* _TASK ITEM_
Look through the material below. Copy every line with the string "JSON" in it.

= Beginning of Section =

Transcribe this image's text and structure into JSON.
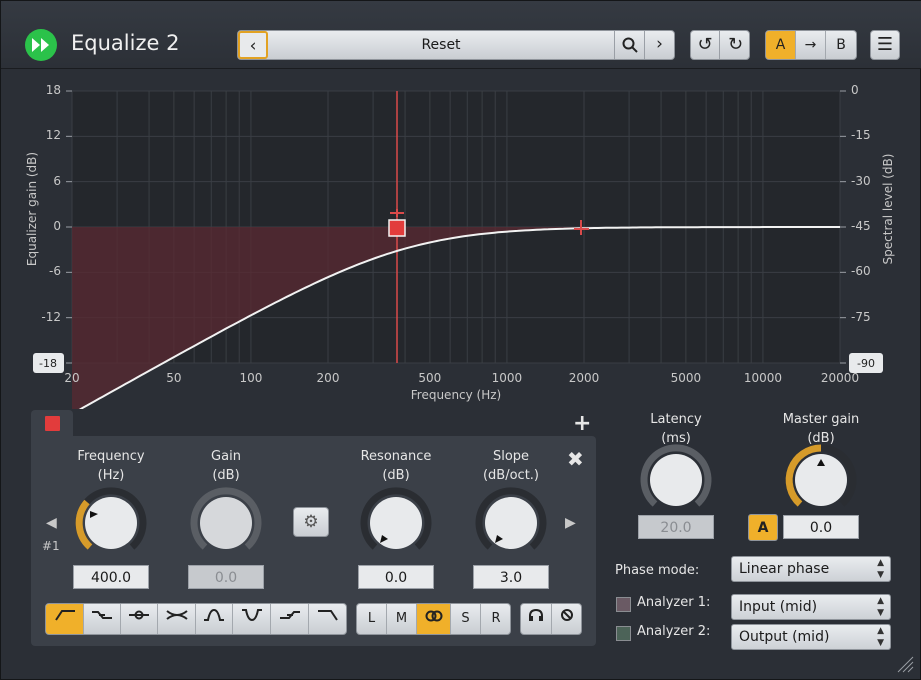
{
  "app": {
    "title": "Equalize 2",
    "preset": "Reset",
    "ab": {
      "a": "A",
      "b": "B"
    },
    "icons": {
      "logo": "play-forward-icon",
      "prev": "chevron-left-icon",
      "search": "search-icon",
      "next": "chevron-right-icon",
      "undo": "undo-icon",
      "redo": "redo-icon",
      "copy": "arrow-right-icon",
      "menu": "hamburger-icon"
    }
  },
  "graph": {
    "left_axis_label": "Equalizer gain (dB)",
    "right_axis_label": "Spectral level (dB)",
    "x_axis_label": "Frequency (Hz)",
    "left_ticks": [
      "18",
      "12",
      "6",
      "0",
      "-6",
      "-12",
      "-18"
    ],
    "right_ticks": [
      "0",
      "-15",
      "-30",
      "-45",
      "-60",
      "-75",
      "-90"
    ],
    "x_ticks": [
      "20",
      "50",
      "100",
      "200",
      "500",
      "1000",
      "2000",
      "5000",
      "10000",
      "20000"
    ],
    "accent": "#e23c3c"
  },
  "band": {
    "index": "#1",
    "color": "#e23c3c",
    "frequency": {
      "label": "Frequency",
      "unit": "(Hz)",
      "value": "400.0"
    },
    "gain": {
      "label": "Gain",
      "unit": "(dB)",
      "value": "0.0"
    },
    "resonance": {
      "label": "Resonance",
      "unit": "(dB)",
      "value": "0.0"
    },
    "slope": {
      "label": "Slope",
      "unit": "(dB/oct.)",
      "value": "3.0"
    },
    "channels": [
      "L",
      "M",
      "S",
      "R"
    ],
    "filter_types": [
      "high-pass-icon",
      "low-shelf-icon",
      "peak-icon",
      "notch-icon",
      "band-pass-icon",
      "band-stop-icon",
      "high-shelf-icon",
      "low-pass-icon"
    ]
  },
  "latency": {
    "label": "Latency",
    "unit": "(ms)",
    "value": "20.0"
  },
  "master": {
    "label": "Master gain",
    "unit": "(dB)",
    "value": "0.0",
    "auto": "A"
  },
  "phase_mode": {
    "label": "Phase mode:",
    "value": "Linear phase"
  },
  "analyzer1": {
    "label": "Analyzer 1:",
    "value": "Input (mid)",
    "color": "#6a5a64"
  },
  "analyzer2": {
    "label": "Analyzer 2:",
    "value": "Output (mid)",
    "color": "#4c6358"
  }
}
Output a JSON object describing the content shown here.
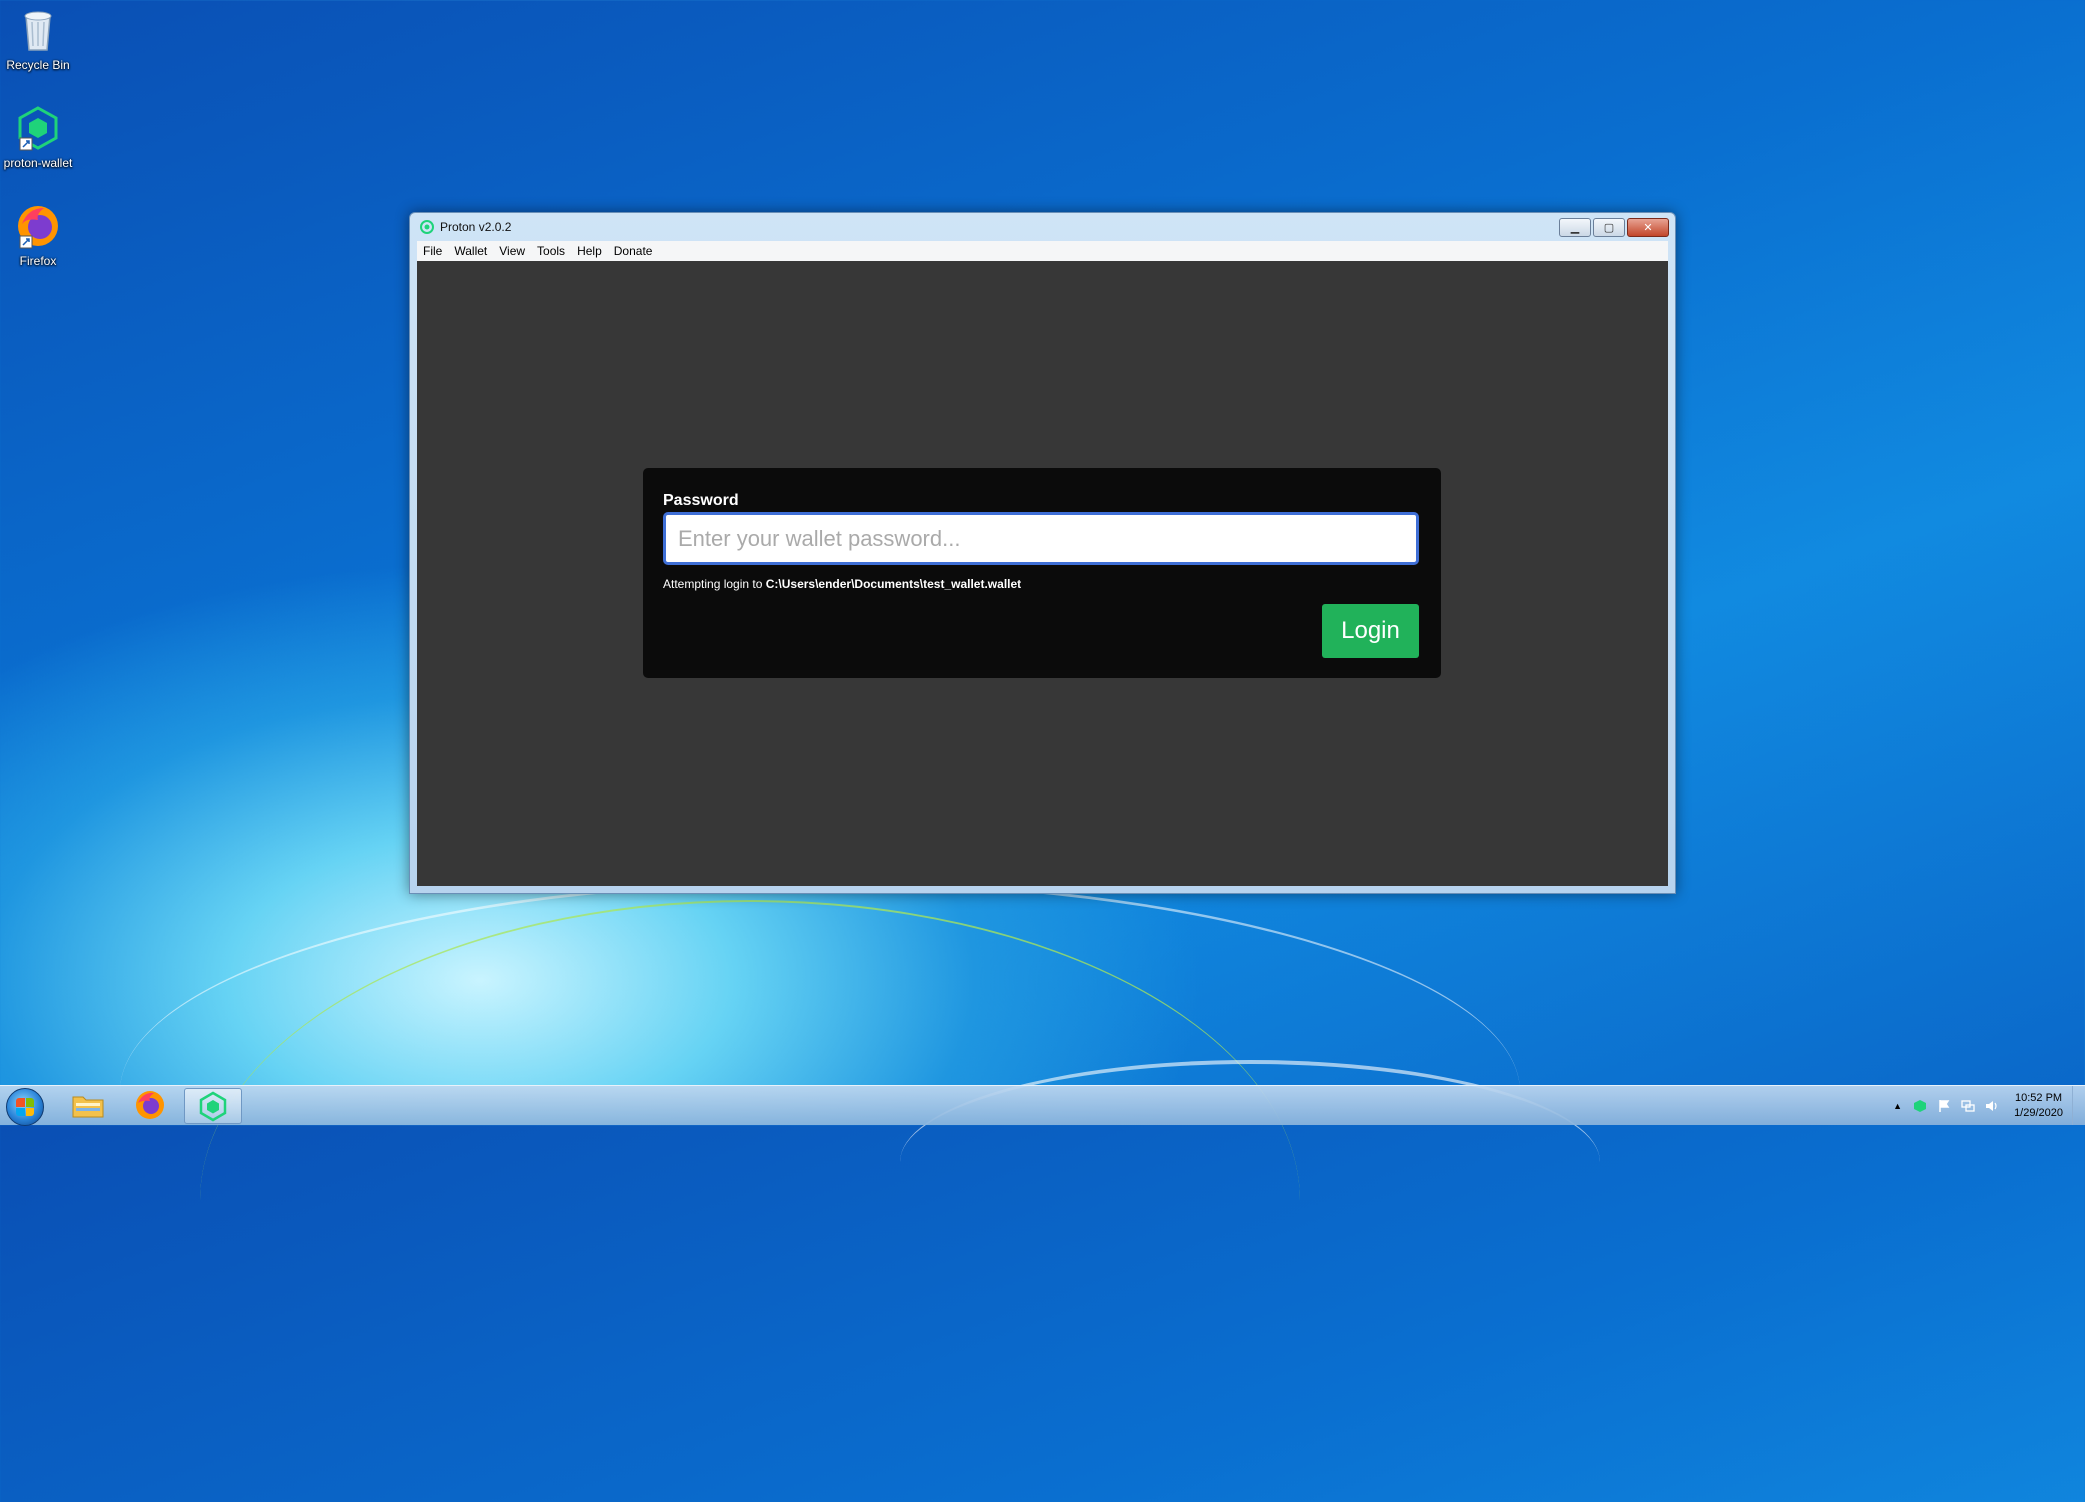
{
  "desktop": {
    "icons": [
      {
        "label": "Recycle Bin"
      },
      {
        "label": "proton-wallet"
      },
      {
        "label": "Firefox"
      }
    ]
  },
  "window": {
    "title": "Proton v2.0.2",
    "menu": [
      "File",
      "Wallet",
      "View",
      "Tools",
      "Help",
      "Donate"
    ],
    "controls": {
      "minimize": "▁",
      "maximize": "▢",
      "close": "✕"
    }
  },
  "login": {
    "password_label": "Password",
    "password_placeholder": "Enter your wallet password...",
    "password_value": "",
    "hint_prefix": "Attempting login to ",
    "wallet_path": "C:\\Users\\ender\\Documents\\test_wallet.wallet",
    "login_button": "Login",
    "accent_color": "#21b25a",
    "focus_color": "#3f6fd6"
  },
  "taskbar": {
    "apps": [
      {
        "name": "windows-explorer-icon"
      },
      {
        "name": "firefox-icon"
      },
      {
        "name": "proton-wallet-icon",
        "active": true
      }
    ],
    "tray": {
      "chevron": "▲",
      "time": "10:52 PM",
      "date": "1/29/2020"
    }
  }
}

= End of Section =

* _OUTPUT OF THE EXERCISE_
Transcribe this image's text and structure into JSON.
Output a JSON object describing the content shown here.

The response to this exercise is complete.